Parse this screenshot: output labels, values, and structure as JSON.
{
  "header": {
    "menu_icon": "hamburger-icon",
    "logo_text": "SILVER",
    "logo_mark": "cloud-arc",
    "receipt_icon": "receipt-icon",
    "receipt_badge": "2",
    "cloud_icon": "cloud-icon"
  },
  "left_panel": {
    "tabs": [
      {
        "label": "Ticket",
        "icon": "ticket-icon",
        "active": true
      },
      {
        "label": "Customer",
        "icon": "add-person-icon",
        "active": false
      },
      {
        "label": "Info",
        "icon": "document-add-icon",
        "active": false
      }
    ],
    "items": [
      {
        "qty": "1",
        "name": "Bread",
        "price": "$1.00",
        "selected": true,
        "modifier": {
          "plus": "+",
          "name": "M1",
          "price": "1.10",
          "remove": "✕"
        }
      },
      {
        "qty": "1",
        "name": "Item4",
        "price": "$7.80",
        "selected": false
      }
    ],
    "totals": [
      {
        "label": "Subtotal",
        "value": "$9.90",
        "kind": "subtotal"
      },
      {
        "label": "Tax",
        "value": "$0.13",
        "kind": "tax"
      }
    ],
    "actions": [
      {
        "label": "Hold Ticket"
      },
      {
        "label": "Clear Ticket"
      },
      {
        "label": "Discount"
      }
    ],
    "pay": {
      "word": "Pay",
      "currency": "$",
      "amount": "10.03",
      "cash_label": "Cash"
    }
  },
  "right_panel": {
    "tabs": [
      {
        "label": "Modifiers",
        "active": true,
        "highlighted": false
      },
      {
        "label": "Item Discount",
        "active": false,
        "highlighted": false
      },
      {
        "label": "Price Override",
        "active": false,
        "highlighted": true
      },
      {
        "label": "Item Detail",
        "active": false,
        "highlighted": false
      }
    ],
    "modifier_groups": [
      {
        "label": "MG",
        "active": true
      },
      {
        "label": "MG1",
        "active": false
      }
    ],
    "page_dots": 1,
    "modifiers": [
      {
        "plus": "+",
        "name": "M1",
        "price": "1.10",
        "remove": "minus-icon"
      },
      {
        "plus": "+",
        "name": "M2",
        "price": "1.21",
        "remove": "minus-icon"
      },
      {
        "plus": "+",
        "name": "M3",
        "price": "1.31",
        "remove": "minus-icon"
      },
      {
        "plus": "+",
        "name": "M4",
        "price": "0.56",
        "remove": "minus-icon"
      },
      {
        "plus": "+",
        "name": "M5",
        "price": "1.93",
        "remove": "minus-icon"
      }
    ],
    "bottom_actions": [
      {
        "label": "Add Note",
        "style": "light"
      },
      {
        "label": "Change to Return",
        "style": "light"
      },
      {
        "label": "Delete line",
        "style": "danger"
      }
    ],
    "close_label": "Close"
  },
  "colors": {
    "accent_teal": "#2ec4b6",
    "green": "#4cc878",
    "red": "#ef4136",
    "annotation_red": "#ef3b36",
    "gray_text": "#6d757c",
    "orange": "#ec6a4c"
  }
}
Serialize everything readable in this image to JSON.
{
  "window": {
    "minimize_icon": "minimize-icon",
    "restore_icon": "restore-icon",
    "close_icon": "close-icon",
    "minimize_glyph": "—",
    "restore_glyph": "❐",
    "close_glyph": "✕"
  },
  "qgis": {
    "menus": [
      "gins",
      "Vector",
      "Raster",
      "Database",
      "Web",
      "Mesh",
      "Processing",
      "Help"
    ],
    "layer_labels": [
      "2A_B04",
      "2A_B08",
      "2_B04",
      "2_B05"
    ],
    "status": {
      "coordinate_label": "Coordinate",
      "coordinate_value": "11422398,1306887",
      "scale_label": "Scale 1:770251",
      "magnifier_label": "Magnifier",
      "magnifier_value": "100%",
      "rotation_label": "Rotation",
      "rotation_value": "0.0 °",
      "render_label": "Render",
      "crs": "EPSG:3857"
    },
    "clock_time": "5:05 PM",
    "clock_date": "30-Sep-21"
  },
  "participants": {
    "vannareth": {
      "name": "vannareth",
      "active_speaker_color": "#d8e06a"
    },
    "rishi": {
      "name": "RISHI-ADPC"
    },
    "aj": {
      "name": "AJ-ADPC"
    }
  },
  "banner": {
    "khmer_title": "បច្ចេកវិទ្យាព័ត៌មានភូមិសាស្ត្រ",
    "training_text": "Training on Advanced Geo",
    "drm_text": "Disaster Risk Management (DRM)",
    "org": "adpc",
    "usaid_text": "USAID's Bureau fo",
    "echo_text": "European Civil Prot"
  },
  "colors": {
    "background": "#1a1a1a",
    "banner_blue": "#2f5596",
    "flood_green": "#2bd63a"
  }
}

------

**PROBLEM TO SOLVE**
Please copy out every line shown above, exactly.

**WRITTEN ANSWER**
Parse this screenshot: output labels, values, and structure as JSON.
{
  "header": {
    "menu_icon": "hamburger-icon",
    "logo_text": "SILVER",
    "logo_mark": "cloud-arc",
    "receipt_icon": "receipt-icon",
    "receipt_badge": "2",
    "cloud_icon": "cloud-icon"
  },
  "left_panel": {
    "tabs": [
      {
        "label": "Ticket",
        "icon": "ticket-icon",
        "active": true
      },
      {
        "label": "Customer",
        "icon": "add-person-icon",
        "active": false
      },
      {
        "label": "Info",
        "icon": "document-add-icon",
        "active": false
      }
    ],
    "items": [
      {
        "qty": "1",
        "name": "Bread",
        "price": "$1.00",
        "selected": true,
        "modifier": {
          "plus": "+",
          "name": "M1",
          "price": "1.10",
          "remove": "✕"
        }
      },
      {
        "qty": "1",
        "name": "Item4",
        "price": "$7.80",
        "selected": false
      }
    ],
    "totals": [
      {
        "label": "Subtotal",
        "value": "$9.90",
        "kind": "subtotal"
      },
      {
        "label": "Tax",
        "value": "$0.13",
        "kind": "tax"
      }
    ],
    "actions": [
      {
        "label": "Hold Ticket"
      },
      {
        "label": "Clear Ticket"
      },
      {
        "label": "Discount"
      }
    ],
    "pay": {
      "word": "Pay",
      "currency": "$",
      "amount": "10.03",
      "cash_label": "Cash"
    }
  },
  "right_panel": {
    "tabs": [
      {
        "label": "Modifiers",
        "active": true,
        "highlighted": false
      },
      {
        "label": "Item Discount",
        "active": false,
        "highlighted": false
      },
      {
        "label": "Price Override",
        "active": false,
        "highlighted": true
      },
      {
        "label": "Item Detail",
        "active": false,
        "highlighted": false
      }
    ],
    "modifier_groups": [
      {
        "label": "MG",
        "active": true
      },
      {
        "label": "MG1",
        "active": false
      }
    ],
    "page_dots": 1,
    "modifiers": [
      {
        "plus": "+",
        "name": "M1",
        "price": "1.10",
        "remove": "minus-icon"
      },
      {
        "plus": "+",
        "name": "M2",
        "price": "1.21",
        "remove": "minus-icon"
      },
      {
        "plus": "+",
        "name": "M3",
        "price": "1.31",
        "remove": "minus-icon"
      },
      {
        "plus": "+",
        "name": "M4",
        "price": "0.56",
        "remove": "minus-icon"
      },
      {
        "plus": "+",
        "name": "M5",
        "price": "1.93",
        "remove": "minus-icon"
      }
    ],
    "bottom_actions": [
      {
        "label": "Add Note",
        "style": "light"
      },
      {
        "label": "Change to Return",
        "style": "light"
      },
      {
        "label": "Delete line",
        "style": "danger"
      }
    ],
    "close_label": "Close"
  },
  "colors": {
    "accent_teal": "#2ec4b6",
    "green": "#4cc878",
    "red": "#ef4136",
    "annotation_red": "#ef3b36",
    "gray_text": "#6d757c",
    "orange": "#ec6a4c"
  }
}
Serialize everything readable in this image to JSON.
{
  "window": {
    "minimize_icon": "minimize-icon",
    "restore_icon": "restore-icon",
    "close_icon": "close-icon",
    "minimize_glyph": "—",
    "restore_glyph": "❐",
    "close_glyph": "✕"
  },
  "qgis": {
    "menus": [
      "gins",
      "Vector",
      "Raster",
      "Database",
      "Web",
      "Mesh",
      "Processing",
      "Help"
    ],
    "layer_labels": [
      "2A_B04",
      "2A_B08",
      "2_B04",
      "2_B05"
    ],
    "status": {
      "coordinate_label": "Coordinate",
      "coordinate_value": "11422398,1306887",
      "scale_label": "Scale 1:770251",
      "magnifier_label": "Magnifier",
      "magnifier_value": "100%",
      "rotation_label": "Rotation",
      "rotation_value": "0.0 °",
      "render_label": "Render",
      "crs": "EPSG:3857"
    },
    "clock_time": "5:05 PM",
    "clock_date": "30-Sep-21"
  },
  "participants": {
    "vannareth": {
      "name": "vannareth",
      "active_speaker_color": "#d8e06a"
    },
    "rishi": {
      "name": "RISHI-ADPC"
    },
    "aj": {
      "name": "AJ-ADPC"
    }
  },
  "banner": {
    "khmer_title": "បច្ចេកវិទ្យាព័ត៌មានភូមិសាស្ត្រ",
    "training_text": "Training on Advanced Geo",
    "drm_text": "Disaster Risk Management (DRM)",
    "org": "adpc",
    "usaid_text": "USAID's Bureau fo",
    "echo_text": "European Civil Prot"
  },
  "colors": {
    "background": "#1a1a1a",
    "banner_blue": "#2f5596",
    "flood_green": "#2bd63a"
  }
}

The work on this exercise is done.